Rolling his eyes, Spike huffed. "Maybe she just doesn't want to have a cake covered in way too many candles? I've seen how mom always has to force a smile when Dad cracks those forest fire jokes."

"I doubt it's that Spike." Twilight couldn’t help but smile at the puppy. He always had an innocent way of looking at things, especially now that he could speak his mind. "But you're right. I can save this for later."

As Twilight got ready for bed, she remembered all the events that led up to Spike being able to talk. Finding the strange readings, going to CHS, meeting all of the girls who became her friends.

Becoming Midnight Sparkle.

She shuddered for a moment, taking a moment to look and see if she’d disturbed Spike before reaching down and petting him. The feeling that the magic had filled her with had been indescribable at first. Now that she had some time to think back on it, shocking, burning, freezing and painful were the choice words she’d use. Feelings she felt a twinge of from her eyes, and a whisper in her head.

You won’t be rid of me.

Twilight shook her head and dispelled the thoughts as best she could, before thinking of something else that had happened that night. The one event that helped save her.

Take my hand, Twilight.

In stark contrast to being transformed, Sunset’s magic helping change her back had been warm, comforting, and soothing. It helped save her from that icy grip that had consumed her and gave her something she never knew she had needed in the first place.

Friends.

Twilight tried to keep the image of her savior in her head, and her eyes moved to the journal that remained on her desk. Getting a new resolve in her tired eyes, Twilight smiled. “I won’t let you down, Sunset.” Another yawn broke free before she blushed. “Just... after some sleep first.”

As she slumbered that night, a trail of magic moved through her room and floated around aimlessly for a moment, as if confused as to where it could find something to touch. It then started to move towards the pair of glasses sitting on the desk, splitting in two and merging with each lens.

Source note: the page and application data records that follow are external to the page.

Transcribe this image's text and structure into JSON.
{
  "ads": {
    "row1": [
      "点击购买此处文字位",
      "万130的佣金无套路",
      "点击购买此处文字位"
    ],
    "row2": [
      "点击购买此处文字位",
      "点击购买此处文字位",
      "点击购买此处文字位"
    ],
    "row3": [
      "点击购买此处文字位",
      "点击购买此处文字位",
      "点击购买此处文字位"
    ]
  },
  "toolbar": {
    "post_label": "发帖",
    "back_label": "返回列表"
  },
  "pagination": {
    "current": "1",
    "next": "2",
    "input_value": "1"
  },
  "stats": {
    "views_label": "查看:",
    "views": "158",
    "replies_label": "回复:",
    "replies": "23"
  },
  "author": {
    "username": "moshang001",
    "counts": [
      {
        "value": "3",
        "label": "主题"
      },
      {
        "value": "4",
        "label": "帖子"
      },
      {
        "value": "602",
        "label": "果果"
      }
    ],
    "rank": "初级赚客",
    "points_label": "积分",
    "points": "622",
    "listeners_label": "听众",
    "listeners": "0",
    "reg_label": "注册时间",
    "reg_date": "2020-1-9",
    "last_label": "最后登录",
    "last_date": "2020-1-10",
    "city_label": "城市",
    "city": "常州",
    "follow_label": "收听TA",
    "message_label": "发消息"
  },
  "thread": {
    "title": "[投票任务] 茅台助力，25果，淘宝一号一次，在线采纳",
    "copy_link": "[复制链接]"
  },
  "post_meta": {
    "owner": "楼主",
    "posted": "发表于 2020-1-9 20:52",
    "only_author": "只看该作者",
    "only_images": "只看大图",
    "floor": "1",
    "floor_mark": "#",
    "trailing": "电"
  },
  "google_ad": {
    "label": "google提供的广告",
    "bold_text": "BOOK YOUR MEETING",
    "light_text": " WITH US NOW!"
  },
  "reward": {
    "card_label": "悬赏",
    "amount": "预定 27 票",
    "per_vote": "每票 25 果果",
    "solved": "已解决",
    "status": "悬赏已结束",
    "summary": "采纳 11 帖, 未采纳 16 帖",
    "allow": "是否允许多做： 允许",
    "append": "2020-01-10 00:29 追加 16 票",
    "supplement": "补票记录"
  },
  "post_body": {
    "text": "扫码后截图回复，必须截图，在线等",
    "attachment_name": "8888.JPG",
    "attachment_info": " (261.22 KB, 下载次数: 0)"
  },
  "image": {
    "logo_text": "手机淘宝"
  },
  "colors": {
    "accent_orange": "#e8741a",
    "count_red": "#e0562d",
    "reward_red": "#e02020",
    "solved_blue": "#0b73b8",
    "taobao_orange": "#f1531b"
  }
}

Author's Note:

And he's the second half of the writing spree, now that it's been polished up and edited.